Plant-based, clean-label trends drive nut, grain usage
Nuts and grains proliferate across beverage categories
Plant-based eating habits are becoming more than a trend in the U.S. market. According to a June 2017 article from the Institute of Food Technologists titled “Plant-based diets are taking root,” plant-based eating has become a revolution. In fact, 55 percent of consumers who have moved to a plant-based diet said they’re committed to making it a permanent change, the article reports.
In line with this, the overarching health-and-wellness trend is driving consumers to look for natural, plant-based products, says Kantha Shelke, principal at Corvus Blue LLC, a Chicago-based food science and research firm.
“Mindfulness has made consumers more concerned about naturalness and minimal processing techniques. Formulators are therefore seeking ingredients derived from wholesome foods, such as walnuts, instead of synthetic ingredients to texturize, thicken and stabilize beverages,” she explains. “The growing awareness of the effect of food choices on one’s health is driving the preferential demand for plant-based options.”
The beverage industry has been quick on its feet to accommodate the growing consumer demand for plant-based products and some manufacturers have turned to nuts and grains to do so. This trend is most notable in the dairy-alternative category, where nut-based milks have proliferated, experts note.
Harbinder Mann, associate director of Trade Marketing and Stewardship for the Almond Board of California, Modesto, Calif., highlights the success of almond milk. Almond milk attracts consumers who are looking to reduce their consumption of animal products, soy, saturated fat, cholesterol, calories and sugar, he says.
“By incorporating almonds in dairy beverages or switching to almond milk, consumers can easily increase their consumption of plant-based foods, which are seen as an important component of a clean and healthy diet,” he adds.
Yet, nut milks aren’t the only beverage category embracing the benefits of nuts and grains, experts say.
“Nuts and grains are being used in more than just dairy alternatives. Smoothies and juice-based drinks are incorporating grains and nuts or nut butters to add fiber, protein or whole grain claims,” explains Alison Raban, certified food scientist at Rancho Dominguez, Calif.-based BI Nutraceuticals. “Finally, it may be overlooked, but craft brewed beer is another huge category that uses unique and sometimes unusual grains and nuts, again providing consumers new and exciting options.”
Ilana Orlofsky, marketing manager at Niles, Ill.-based Imbibe, also notes that nuts and grains are proliferating across a variety of beverage categories.
“Cold-pressed juices, plant-based milks and smoothies are the most common categories that continue to experiment with grains and nuts,” she says. “Launches of plant-based coffee lattes are hitting the market at a higher frequency, and nuts are also being used in those formulations.”
Drinkable snack innovation also could be supported by nut and grain experimentation, she adds.
The California Walnut Commission, Folsom, Calif., highlights that walnuts have found a place in alcohol as well.

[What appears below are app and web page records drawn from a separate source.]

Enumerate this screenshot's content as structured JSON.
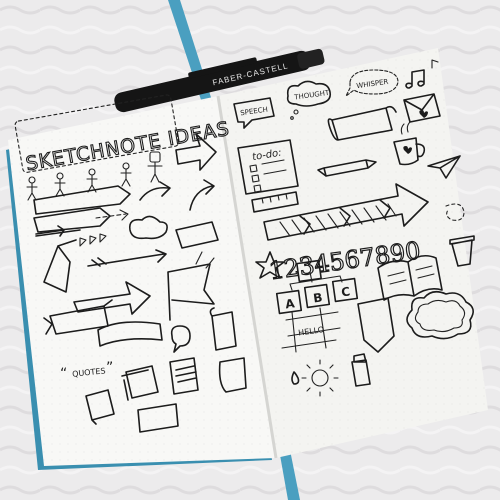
{
  "title": "SKETCHNOTE IDEAS",
  "speech_label": "SPEECH",
  "thought_label": "THOUGHT",
  "whisper_label": "WHISPER",
  "todo_label": "to-do:",
  "quotes_label": "QUOTES",
  "hello_label": "HELLO",
  "numbers": "1234567890",
  "letters": [
    "A",
    "B",
    "C"
  ],
  "pen_label": "FABER-CASTELL",
  "colors": {
    "fabric": "#ecebec",
    "paper": "#f8f8f6",
    "ink": "#1c1c1c",
    "ribbon": "#4a9fc0",
    "pen": "#151515"
  }
}
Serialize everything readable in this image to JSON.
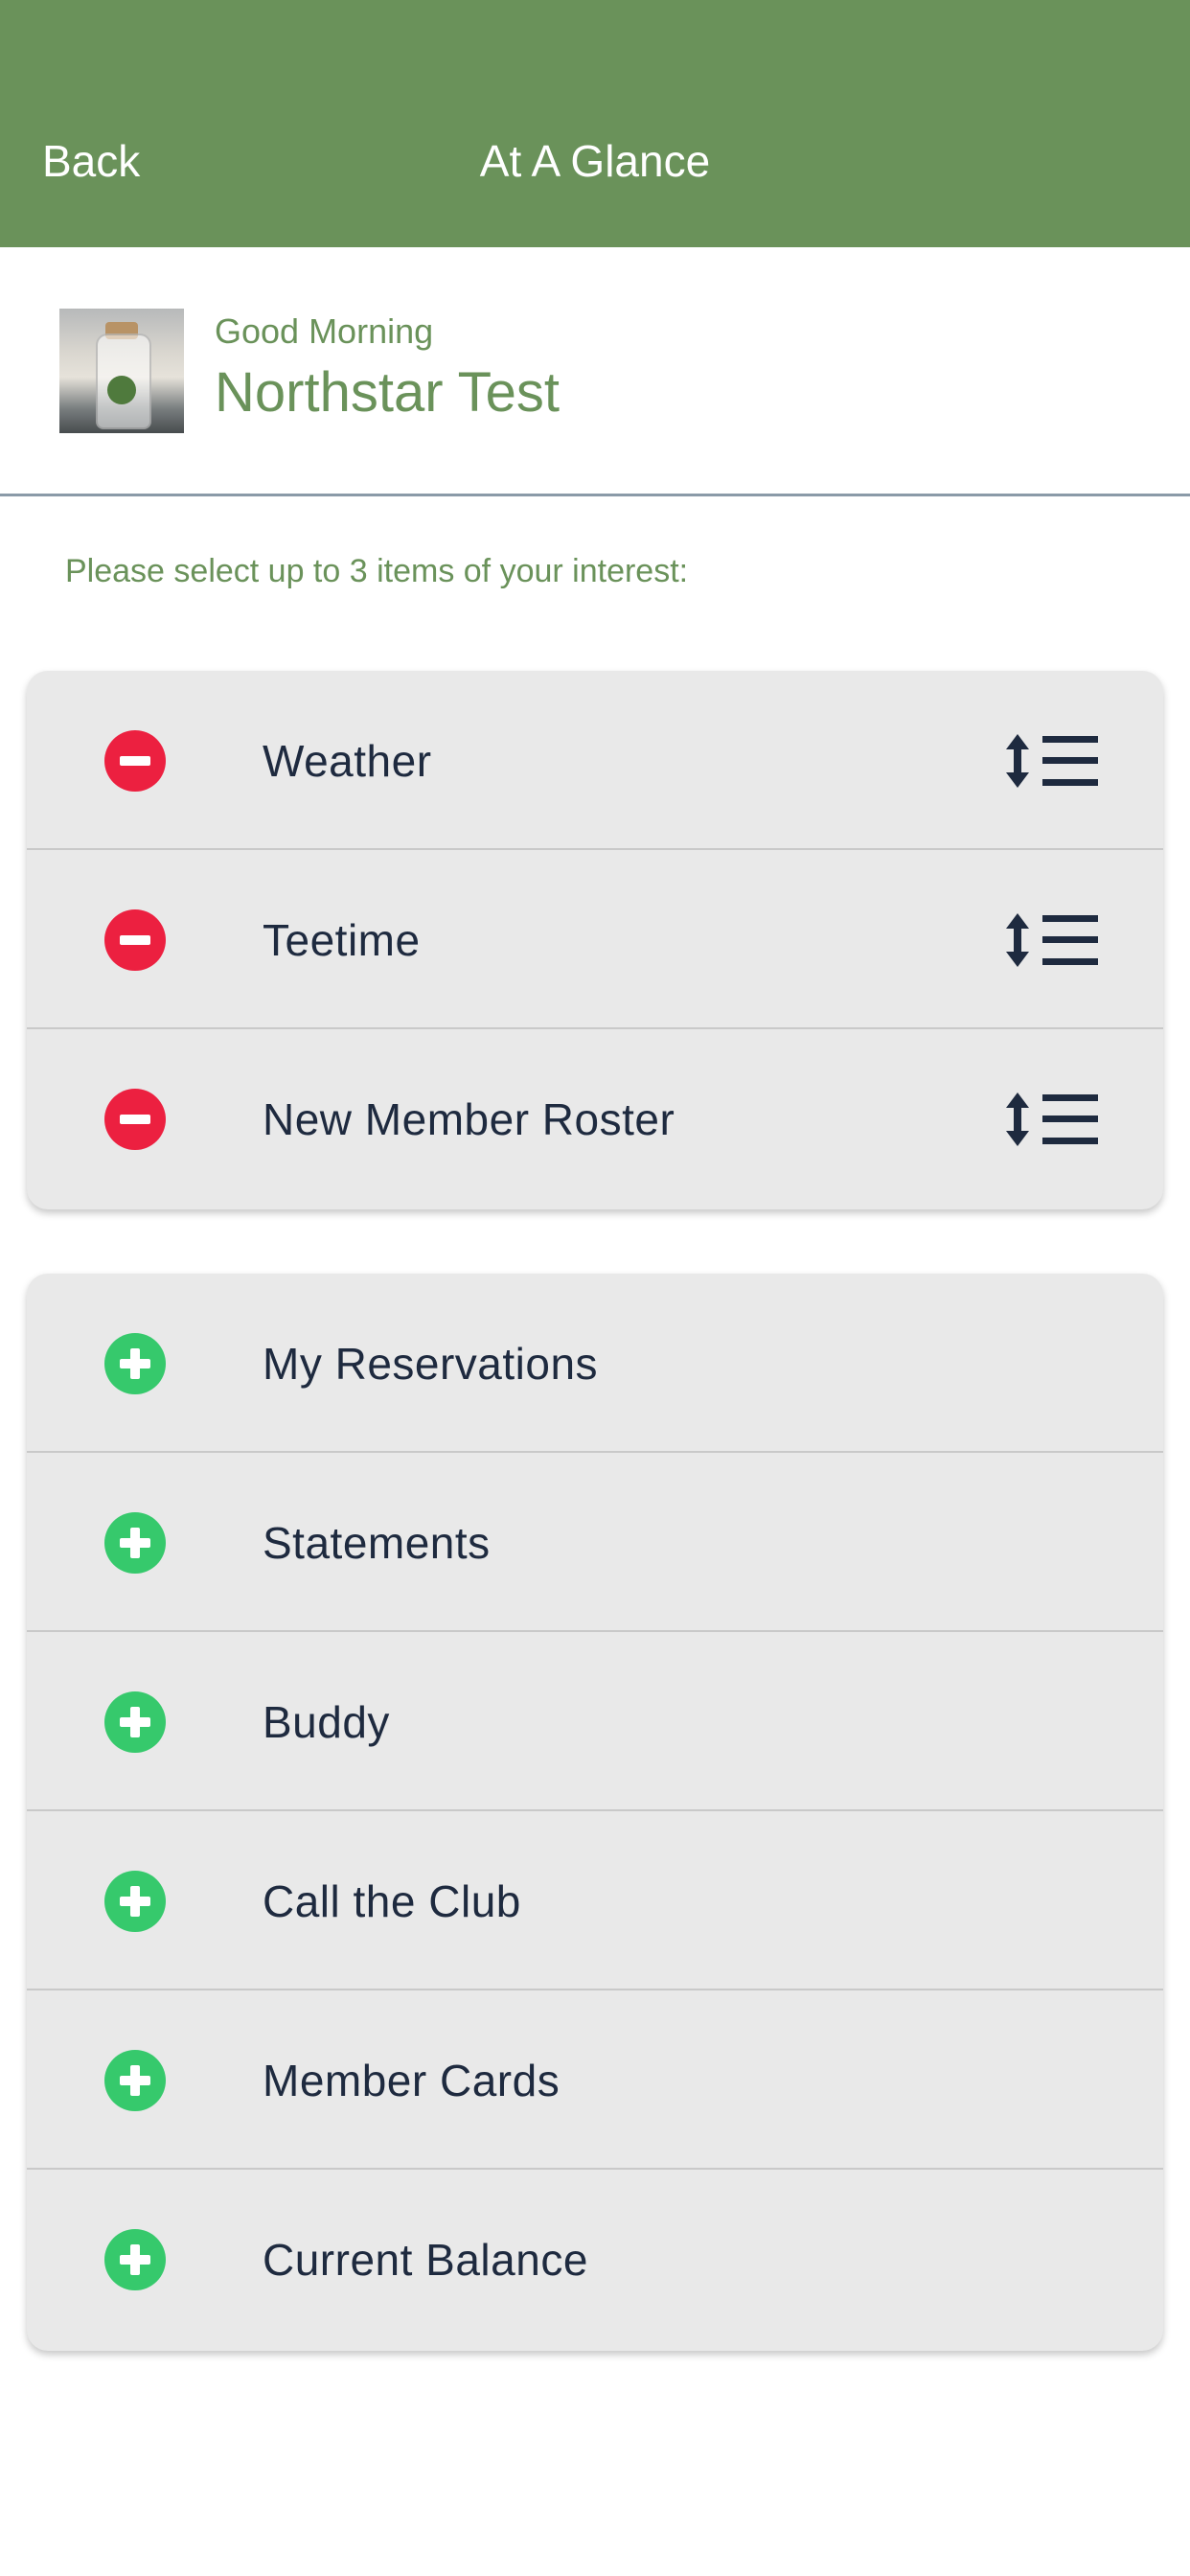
{
  "header": {
    "back_label": "Back",
    "title": "At A Glance",
    "background_color": "#6a925a"
  },
  "greeting": {
    "salutation": "Good Morning",
    "name": "Northstar Test",
    "avatar_icon": "terrarium-jar-photo"
  },
  "instructions": "Please select up to 3 items of your interest:",
  "selected_items": [
    {
      "label": "Weather",
      "action_icon": "minus-circle-icon",
      "handle_icon": "reorder-handle-icon"
    },
    {
      "label": "Teetime",
      "action_icon": "minus-circle-icon",
      "handle_icon": "reorder-handle-icon"
    },
    {
      "label": "New Member Roster",
      "action_icon": "minus-circle-icon",
      "handle_icon": "reorder-handle-icon"
    }
  ],
  "available_items": [
    {
      "label": "My Reservations",
      "action_icon": "plus-circle-icon"
    },
    {
      "label": "Statements",
      "action_icon": "plus-circle-icon"
    },
    {
      "label": "Buddy",
      "action_icon": "plus-circle-icon"
    },
    {
      "label": "Call the Club",
      "action_icon": "plus-circle-icon"
    },
    {
      "label": "Member Cards",
      "action_icon": "plus-circle-icon"
    },
    {
      "label": "Current Balance",
      "action_icon": "plus-circle-icon"
    }
  ],
  "colors": {
    "accent_green": "#6a925a",
    "remove_red": "#ec2040",
    "add_green": "#36c96c",
    "text_dark": "#1e2a3f",
    "card_bg": "#e9e9e9"
  }
}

The nut is used to garnish cocktails and infuse spirits, liqueurs, syrups, tinctures, butters and bitters, it says.
Among the grains proliferating in beverage formulations are oats, rice, quinoa and chai, says Jessica Kidwell, senior director of Product Development and Applications at Archer Daniels Midland (ADM), Chicago. Popular nut ingredients include peanuts, almonds, cashews and macadamia nuts, she adds.
Beyond clean labels and plant-based claims, consumers are looking for nutritional supplementation, which nuts and grains are known to provide, Kidwell says.
“Consumers’ perceptions of the market continue to evolve, and they are more and more educated on what is being put into their food and beverages,” she explains. “Millennials want protein, fiber and whole grains in their diets and are expecting more clean and clear labels. This means that companies are removing ingredients that consumers perceive as being unhealthy and ensuring a short list of recognizable and simple ingredients to deliver both clean and clear labels to consumers. By utilizing grains and nuts, you get better nutrition while incorporating ingredients that consumers can easily recognize.”
The value-added claims that nuts and grains offer are expansive, experts note.
“Right now, anything plant-based will stir consumer interest, so grains and nuts have influenced the increased use while also providing nutritional benefits,” BI’s Raban says. “Depending on the type of ingredient and usage level, nuts, grains and seeds add protein, fiber, whole grain or even omega-3, like in the case of chia seeds.”
Highlighting these nutritional benefits, the California Walnut Commission notes that walnuts are a source of plant-based omega-3, alpha-linolenic acid. They also contain protein, fiber and magnesium, it says.
Protein is one of the main nutrients enticing beverage-makers to turn to nuts and grains.
“Formulators are reaching out for milks, purees and proteins derived from walnuts and [the nuts] are being used along with other plant-based protein sources … to boost not only the consistency of these liquid foods, but to also boost their nutrition label with the added protein,” Corvus Blue's Shelke says. BI